In 2006 Dr. Jignesh Shah of Beth Isreal Deconess Medical Center and Harvard Medical School and Dr. William Maisel, now chief scientist of the FDA's Center for Devices and Radiological Health, completed a study of AED advisories and published their findings in the Journal of the American Medical Association. They found 52 FDA advisories affecting 385,922 AED units and noted that "current advisory notification schemes arguably do not adequately inform the public" because there were so few records of where the AEDs were located or exactly who owned or oversaw them.
'Impossible to know' The authors went on to conclude "the inability to track devices and end users makes it impossible to know how many AED units were actually fixed or taken out of service during the study period because of these advisories... efforts should be directed at developing a reliable system to locate and repair potentially defective (AEDs) in a timely fashion."
That often-broken connection between AEDs installed in unknown locations and FDA safety advisories is only one part of the larger challenge of maintaining such devices in a fully-operation state over long periods of time.
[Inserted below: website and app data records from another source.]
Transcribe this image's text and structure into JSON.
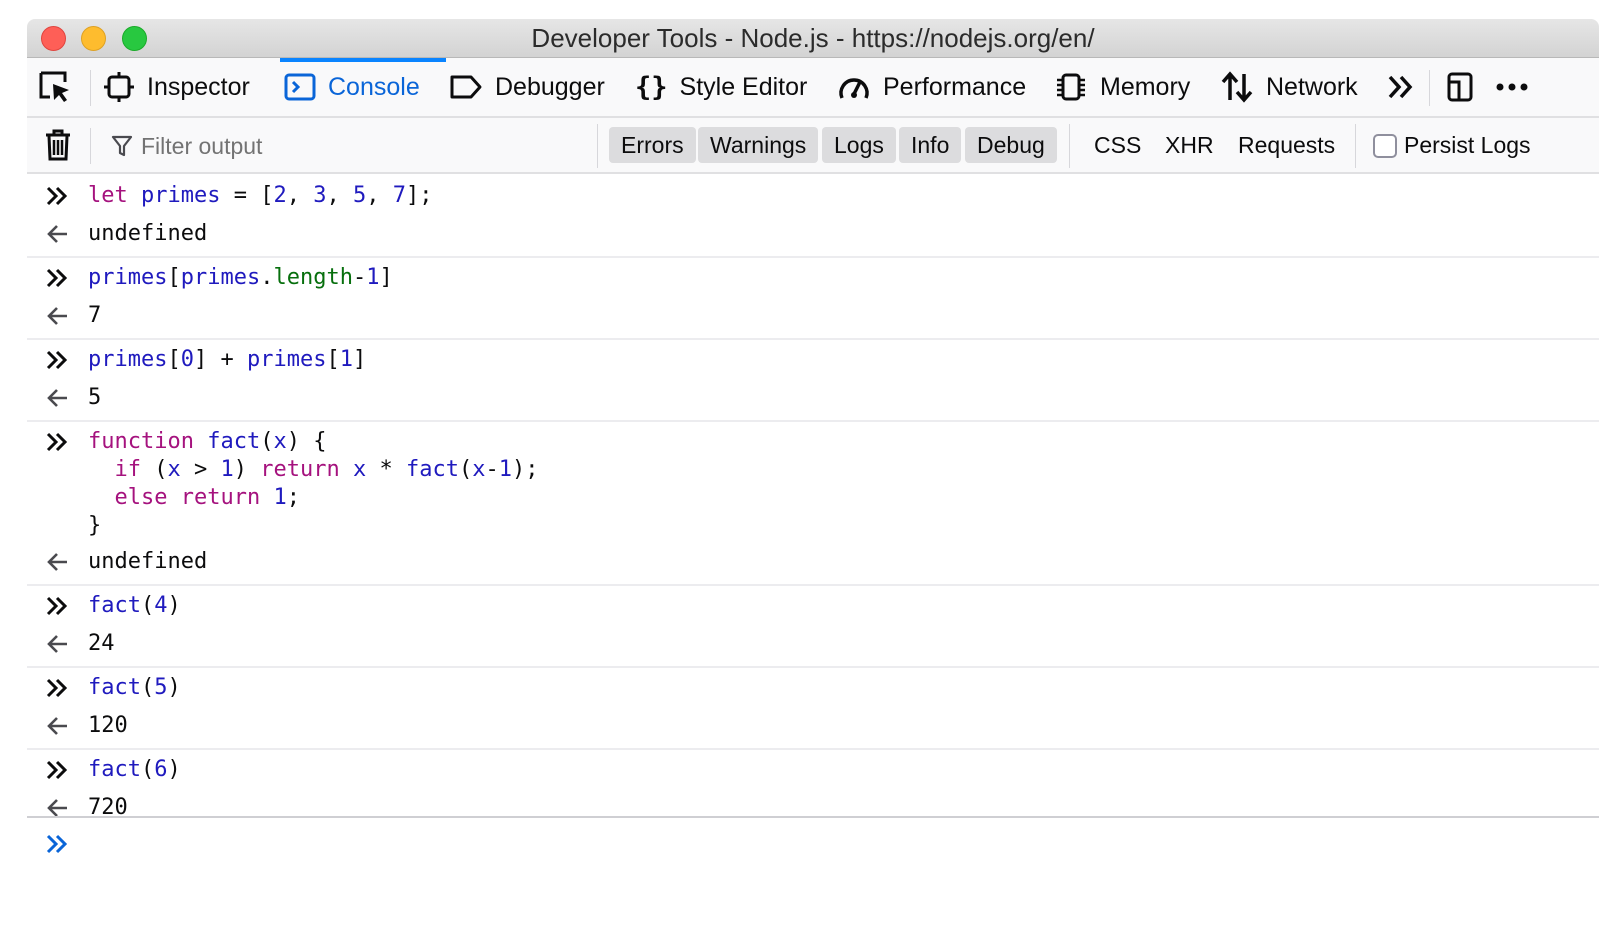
{
  "window": {
    "title": "Developer Tools - Node.js - https://nodejs.org/en/"
  },
  "toolbar": {
    "tabs": [
      {
        "label": "Inspector",
        "icon": "inspector-icon"
      },
      {
        "label": "Console",
        "icon": "console-icon",
        "selected": true
      },
      {
        "label": "Debugger",
        "icon": "debugger-icon"
      },
      {
        "label": "Style Editor",
        "icon": "style-editor-icon"
      },
      {
        "label": "Performance",
        "icon": "performance-icon"
      },
      {
        "label": "Memory",
        "icon": "memory-icon"
      },
      {
        "label": "Network",
        "icon": "network-icon"
      }
    ],
    "icons": [
      "element-picker-icon",
      "overflow-chevron-icon",
      "dock-icon",
      "more-options-icon"
    ]
  },
  "filterbar": {
    "placeholder": "Filter output",
    "chips": [
      "Errors",
      "Warnings",
      "Logs",
      "Info",
      "Debug"
    ],
    "buttons": [
      "CSS",
      "XHR",
      "Requests"
    ],
    "persist_label": "Persist Logs"
  },
  "console": {
    "entries": [
      {
        "input": "let primes = [2, 3, 5, 7];",
        "result": "undefined"
      },
      {
        "input": "primes[primes.length-1]",
        "result": "7"
      },
      {
        "input": "primes[0] + primes[1]",
        "result": "5"
      },
      {
        "input": "function fact(x) {\n  if (x > 1) return x * fact(x-1);\n  else return 1;\n}",
        "result": "undefined"
      },
      {
        "input": "fact(4)",
        "result": "24"
      },
      {
        "input": "fact(5)",
        "result": "120"
      },
      {
        "input": "fact(6)",
        "result": "720"
      }
    ]
  },
  "colors": {
    "keyword": "#a5127e",
    "identifier": "#1f1abe",
    "result": "#076f0d",
    "selected_tab": "#0a65d8"
  }
}
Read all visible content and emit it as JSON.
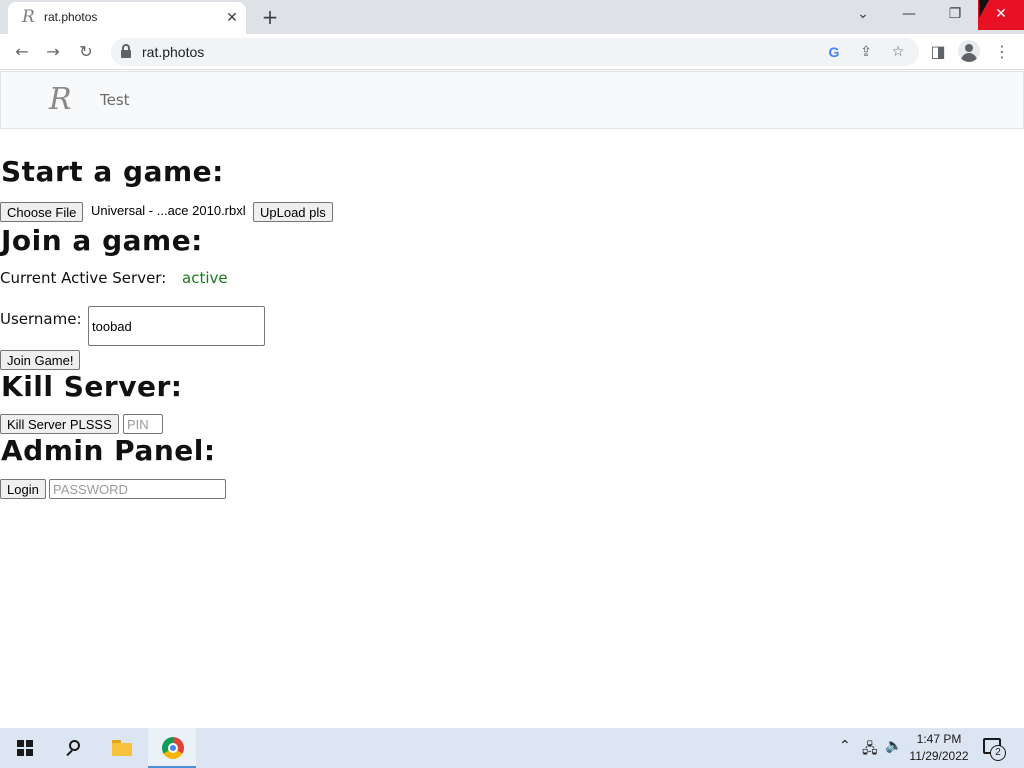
{
  "browser": {
    "tab": {
      "title": "rat.photos",
      "favicon": "R",
      "close": "✕"
    },
    "new_tab": "+",
    "window_controls": {
      "list_tabs": "⌄",
      "minimize": "—",
      "restore": "❐",
      "close": "✕"
    },
    "url": "rat.photos",
    "icons": [
      "back-icon",
      "forward-icon",
      "reload-icon",
      "lock-icon",
      "google-icon",
      "share-icon",
      "bookmark-star-icon",
      "side-panel-icon",
      "profile-icon",
      "menu-icon"
    ]
  },
  "site": {
    "nav": {
      "logo": "R",
      "link": "Test"
    }
  },
  "start_game": {
    "heading": "Start a game:",
    "choose_file_label": "Choose File",
    "file_name": "Universal - ...ace 2010.rbxl",
    "upload_label": "UpLoad pls"
  },
  "join_game": {
    "heading": "Join a game:",
    "server_label": "Current Active Server:",
    "server_status": "active",
    "username_label": "Username:",
    "username_value": "toobad",
    "join_label": "Join Game!"
  },
  "kill_server": {
    "heading": "Kill Server:",
    "button_label": "Kill Server PLSSS",
    "pin_placeholder": "PIN"
  },
  "admin_panel": {
    "heading": "Admin Panel:",
    "login_label": "Login",
    "password_placeholder": "PASSWORD"
  },
  "taskbar": {
    "time": "1:47 PM",
    "date": "11/29/2022",
    "notification_count": "2",
    "colors": {
      "accent": "#4b8fd8",
      "taskbar": "#dbe6f2",
      "status_active": "#1a7a1a"
    }
  }
}
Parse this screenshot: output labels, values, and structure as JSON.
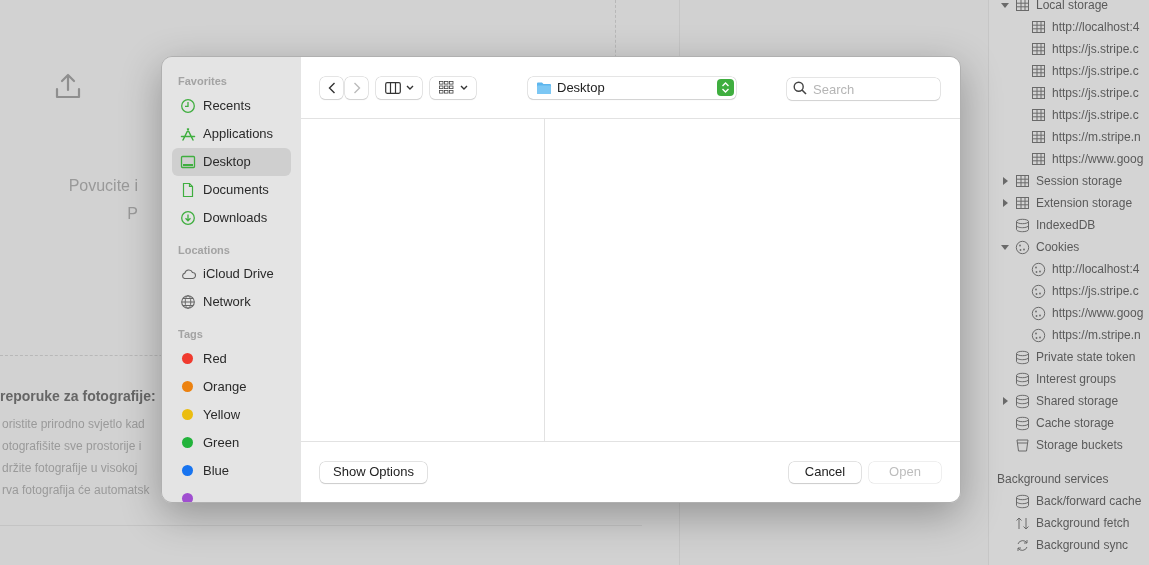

What is believed to be the first academic study to assess the routine maintenance and long-term functionality of a typical cluster of public AEDs was published in the journal, Resuscitation, in 2009. University of Iowa investigators visited business, school and government building AED locations throughout Johnson County, Iowa. They wrote, "AEDS were frequently inaccessible and were noted to have depleted batteries and/or expired AED pads... Consistent maintenance protocols need to be implemented to insure that successful defibrillation is possible when a sudden cardiac arrest occurs."
AEDs malfunctioned, patients died A few months ago a team of researchers led by Dr. Lawrence Deluca of the University of Arizona's Emergency Medicine Research Center published the result of their study of FDA AED adverse event reports in the Annals of Emergency Medicine. They analyzed 1,150 instances in which an AED failed to operate properly and the sudden cardiac arrest victim being treated died. The authors wrote that "data on device maintenance ...were frequently absent" and that "underreporting, inadequate tools for analysis, and lack of structured data collection" thwarted efforts to determine the cause of many AED failures in fatal adverse events.
In its latest External Defibrillator Improvement Initiative Paper, the FDA emphasizes the importance of enhancing the safety and effectiveness of AEDs as well as the manual defibrillators used by emergency response teams. It notes, "Over the past five years we have seen persistent safety problems with all types of external defibrillators, across all manufacturers of these devices. From Jan. 1, 2005 to July 10, 2010, there were 68 recalls, exhibiting an increase from nine in 2005 to 17 in 2009, the last complete year for which data are available. During this period, the FDA received more than 28,000 medical device reports (MDRs), which also exhibited an increase from 4,210 in 2005 to 7,807 in 2009."